▸ **What you should do**:
Copy every line of the entries that includes the word "java".

Source records:
____________
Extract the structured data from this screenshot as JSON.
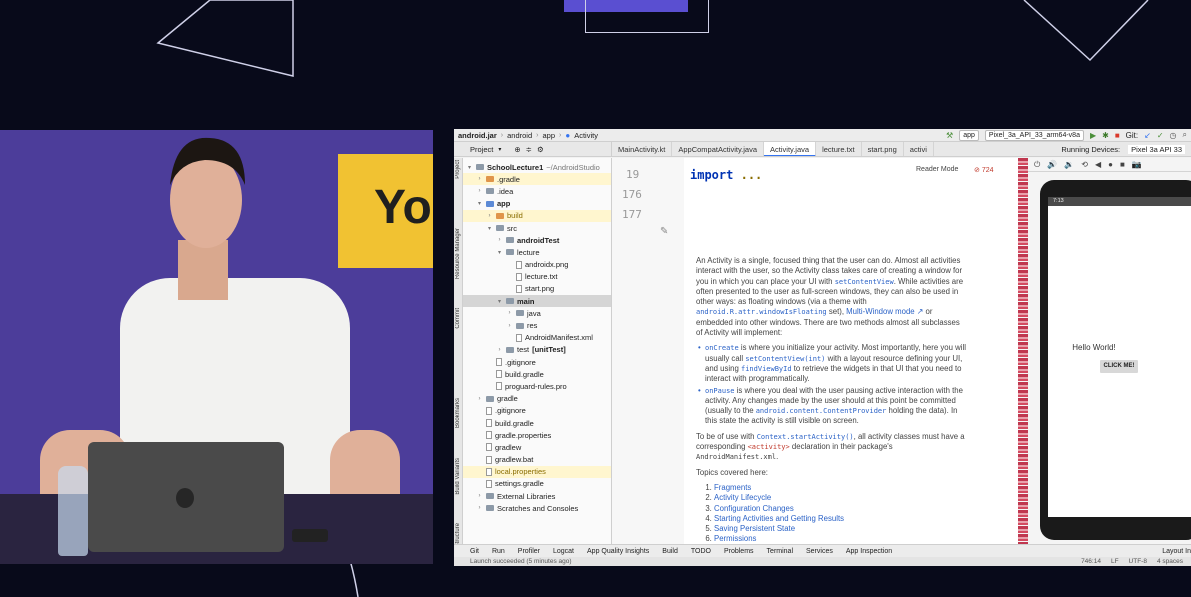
{
  "ide": {
    "breadcrumb": [
      "android.jar",
      "android",
      "app",
      "Activity"
    ],
    "run_config": "app",
    "device": "Pixel_3a_API_33_arm64-v8a",
    "vcs_label": "Git:",
    "project_label": "Project",
    "tabs": [
      "MainActivity.kt",
      "AppCompatActivity.java",
      "Activity.java",
      "lecture.txt",
      "start.png",
      "activi"
    ],
    "active_tab": "Activity.java",
    "running_devices_label": "Running Devices:",
    "running_device": "Pixel 3a API 33",
    "side_tools": [
      "Project",
      "Resource Manager",
      "Commit",
      "Bookmarks",
      "Build Variants",
      "Structure"
    ]
  },
  "tree": [
    {
      "label": "SchoolLecture1",
      "suffix": "~/AndroidStudio",
      "bold": true
    },
    {
      "label": ".gradle"
    },
    {
      "label": ".idea"
    },
    {
      "label": "app",
      "bold": true
    },
    {
      "label": "build"
    },
    {
      "label": "src"
    },
    {
      "label": "androidTest",
      "bold": true
    },
    {
      "label": "lecture"
    },
    {
      "label": "androidx.png"
    },
    {
      "label": "lecture.txt"
    },
    {
      "label": "start.png"
    },
    {
      "label": "main",
      "bold": true
    },
    {
      "label": "java"
    },
    {
      "label": "res"
    },
    {
      "label": "AndroidManifest.xml"
    },
    {
      "label": "test",
      "suffix": "[unitTest]",
      "bold": false
    },
    {
      "label": ".gitignore"
    },
    {
      "label": "build.gradle"
    },
    {
      "label": "proguard-rules.pro"
    },
    {
      "label": "gradle"
    },
    {
      "label": ".gitignore"
    },
    {
      "label": "build.gradle"
    },
    {
      "label": "gradle.properties"
    },
    {
      "label": "gradlew"
    },
    {
      "label": "gradlew.bat"
    },
    {
      "label": "local.properties"
    },
    {
      "label": "settings.gradle"
    },
    {
      "label": "External Libraries"
    },
    {
      "label": "Scratches and Consoles"
    }
  ],
  "editor": {
    "line_numbers": [
      "19",
      "176",
      "177"
    ],
    "import_keyword": "import",
    "import_dots": "...",
    "reader_mode": "Reader Mode",
    "warning_count": "724",
    "doc": {
      "p1_a": "An Activity is a single, focused thing that the user can do. Almost all activities interact with the user, so the Activity class takes care of creating a window for you in which you can place your UI with",
      "p1_code1": "setContentView",
      "p1_b": ". While activities are often presented to the user as full-screen windows, they can also be used in other ways: as floating windows (via a theme with",
      "p1_code2": "android.R.attr.windowIsFloating",
      "p1_c": "set),",
      "p1_link": "Multi-Window mode ↗",
      "p1_d": "or embedded into other windows. There are two methods almost all subclasses of Activity will implement:",
      "b1_code": "onCreate",
      "b1_a": "is where you initialize your activity. Most importantly, here you will usually call",
      "b1_code2": "setContentView(int)",
      "b1_b": "with a layout resource defining your UI, and using",
      "b1_code3": "findViewById",
      "b1_c": "to retrieve the widgets in that UI that you need to interact with programmatically.",
      "b2_code": "onPause",
      "b2_a": "is where you deal with the user pausing active interaction with the activity. Any changes made by the user should at this point be committed (usually to the",
      "b2_code2": "android.content.ContentProvider",
      "b2_b": "holding the data). In this state the activity is still visible on screen.",
      "p2_a": "To be of use with",
      "p2_code": "Context.startActivity()",
      "p2_b": ", all activity classes must have a corresponding",
      "p2_code2": "<activity>",
      "p2_c": "declaration in their package's",
      "p2_code3": "AndroidManifest.xml",
      "p2_d": ".",
      "topics_label": "Topics covered here:",
      "topics": [
        "Fragments",
        "Activity Lifecycle",
        "Configuration Changes",
        "Starting Activities and Getting Results",
        "Saving Persistent State",
        "Permissions"
      ]
    }
  },
  "emulator": {
    "status_time": "7:13",
    "hello_text": "Hello World!",
    "button_label": "CLICK ME!"
  },
  "bottom_tools": [
    "Git",
    "Run",
    "Profiler",
    "Logcat",
    "App Quality Insights",
    "Build",
    "TODO",
    "Problems",
    "Terminal",
    "Services",
    "App Inspection",
    "Layout In"
  ],
  "statusbar": {
    "message": "Launch succeeded (5 minutes ago)",
    "position": "746:14",
    "line_sep": "LF",
    "encoding": "UTF-8",
    "indent": "4 spaces"
  },
  "camera": {
    "banner_text": "Yo"
  }
}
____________
▸ **Expected answer**:
      "AppCompatActivity.java",
      "Activity.java",
    "active_tab": "Activity.java",
      "label": "java"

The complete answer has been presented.